• **AIM OF THE EXERCISE**
Every word in the data below belongs in your copy, exactly as given; the pictures do not.

• **MATERIAL FOR THIS TASK**
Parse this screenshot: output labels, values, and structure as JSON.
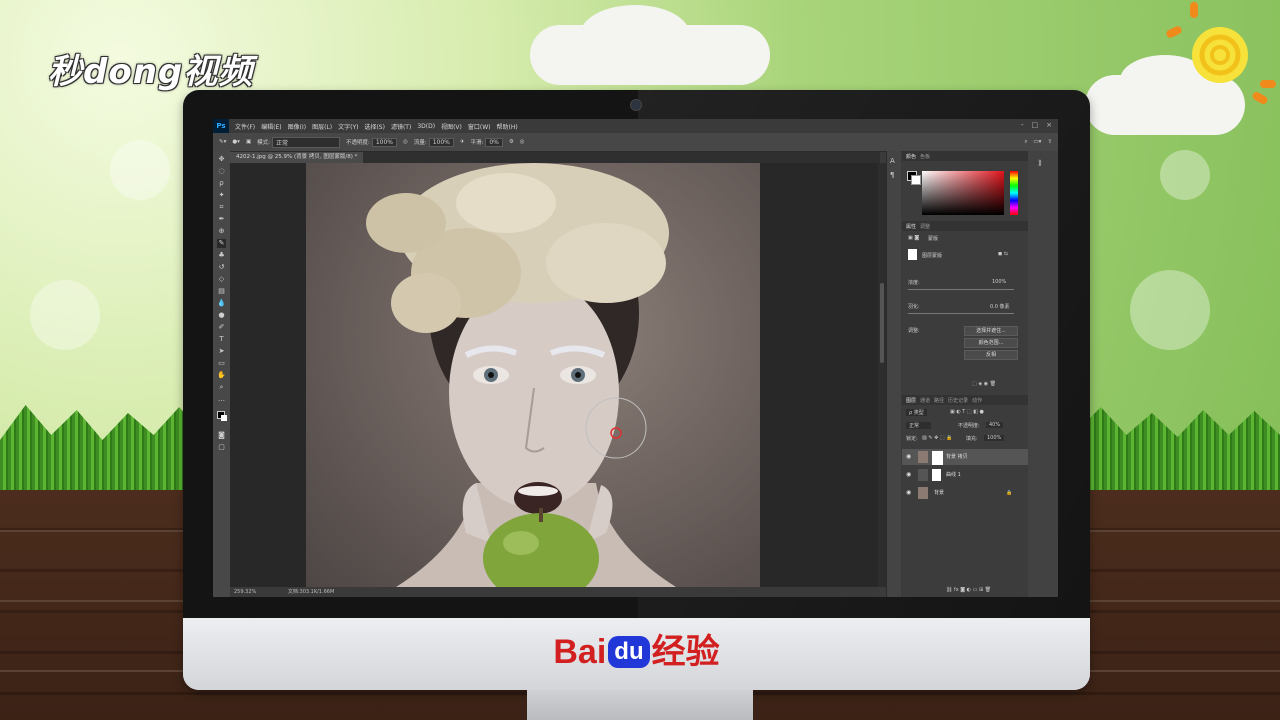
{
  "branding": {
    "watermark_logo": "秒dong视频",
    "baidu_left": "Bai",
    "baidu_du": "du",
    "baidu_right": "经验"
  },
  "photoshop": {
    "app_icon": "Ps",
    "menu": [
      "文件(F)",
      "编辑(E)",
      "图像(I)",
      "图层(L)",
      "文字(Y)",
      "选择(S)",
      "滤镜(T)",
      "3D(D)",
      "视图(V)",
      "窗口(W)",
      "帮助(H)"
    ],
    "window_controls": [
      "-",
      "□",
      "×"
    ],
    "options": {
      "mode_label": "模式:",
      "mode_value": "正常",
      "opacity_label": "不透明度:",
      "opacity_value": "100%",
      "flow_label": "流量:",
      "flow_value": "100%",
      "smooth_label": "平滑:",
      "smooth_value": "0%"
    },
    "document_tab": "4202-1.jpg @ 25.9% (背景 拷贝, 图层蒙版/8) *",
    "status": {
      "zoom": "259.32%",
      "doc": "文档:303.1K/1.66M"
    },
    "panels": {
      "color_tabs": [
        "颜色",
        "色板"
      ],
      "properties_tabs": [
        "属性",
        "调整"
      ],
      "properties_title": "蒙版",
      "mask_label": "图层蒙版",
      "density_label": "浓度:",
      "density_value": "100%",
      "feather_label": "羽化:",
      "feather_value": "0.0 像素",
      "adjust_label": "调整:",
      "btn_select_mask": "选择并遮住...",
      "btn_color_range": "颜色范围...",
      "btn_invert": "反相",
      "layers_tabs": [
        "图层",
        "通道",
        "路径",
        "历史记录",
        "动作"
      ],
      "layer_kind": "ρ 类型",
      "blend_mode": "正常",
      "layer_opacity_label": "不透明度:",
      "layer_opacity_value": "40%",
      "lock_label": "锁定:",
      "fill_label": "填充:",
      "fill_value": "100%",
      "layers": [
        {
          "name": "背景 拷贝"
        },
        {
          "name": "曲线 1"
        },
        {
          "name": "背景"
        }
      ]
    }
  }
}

• **TASK ANSWER**
Parse this screenshot: output labels, values, and structure as JSON.
{
  "branding": {
    "watermark_logo": "秒dong视频",
    "baidu_left": "Bai",
    "baidu_du": "du",
    "baidu_right": "经验"
  },
  "photoshop": {
    "app_icon": "Ps",
    "menu": [
      "文件(F)",
      "编辑(E)",
      "图像(I)",
      "图层(L)",
      "文字(Y)",
      "选择(S)",
      "滤镜(T)",
      "3D(D)",
      "视图(V)",
      "窗口(W)",
      "帮助(H)"
    ],
    "window_controls": [
      "-",
      "□",
      "×"
    ],
    "options": {
      "mode_label": "模式:",
      "mode_value": "正常",
      "opacity_label": "不透明度:",
      "opacity_value": "100%",
      "flow_label": "流量:",
      "flow_value": "100%",
      "smooth_label": "平滑:",
      "smooth_value": "0%"
    },
    "document_tab": "4202-1.jpg @ 25.9% (背景 拷贝, 图层蒙版/8) *",
    "status": {
      "zoom": "259.32%",
      "doc": "文档:303.1K/1.66M"
    },
    "panels": {
      "color_tabs": [
        "颜色",
        "色板"
      ],
      "properties_tabs": [
        "属性",
        "调整"
      ],
      "properties_title": "蒙版",
      "mask_label": "图层蒙版",
      "density_label": "浓度:",
      "density_value": "100%",
      "feather_label": "羽化:",
      "feather_value": "0.0 像素",
      "adjust_label": "调整:",
      "btn_select_mask": "选择并遮住...",
      "btn_color_range": "颜色范围...",
      "btn_invert": "反相",
      "layers_tabs": [
        "图层",
        "通道",
        "路径",
        "历史记录",
        "动作"
      ],
      "layer_kind": "ρ 类型",
      "blend_mode": "正常",
      "layer_opacity_label": "不透明度:",
      "layer_opacity_value": "40%",
      "lock_label": "锁定:",
      "fill_label": "填充:",
      "fill_value": "100%",
      "layers": [
        {
          "name": "背景 拷贝"
        },
        {
          "name": "曲线 1"
        },
        {
          "name": "背景"
        }
      ]
    }
  }
}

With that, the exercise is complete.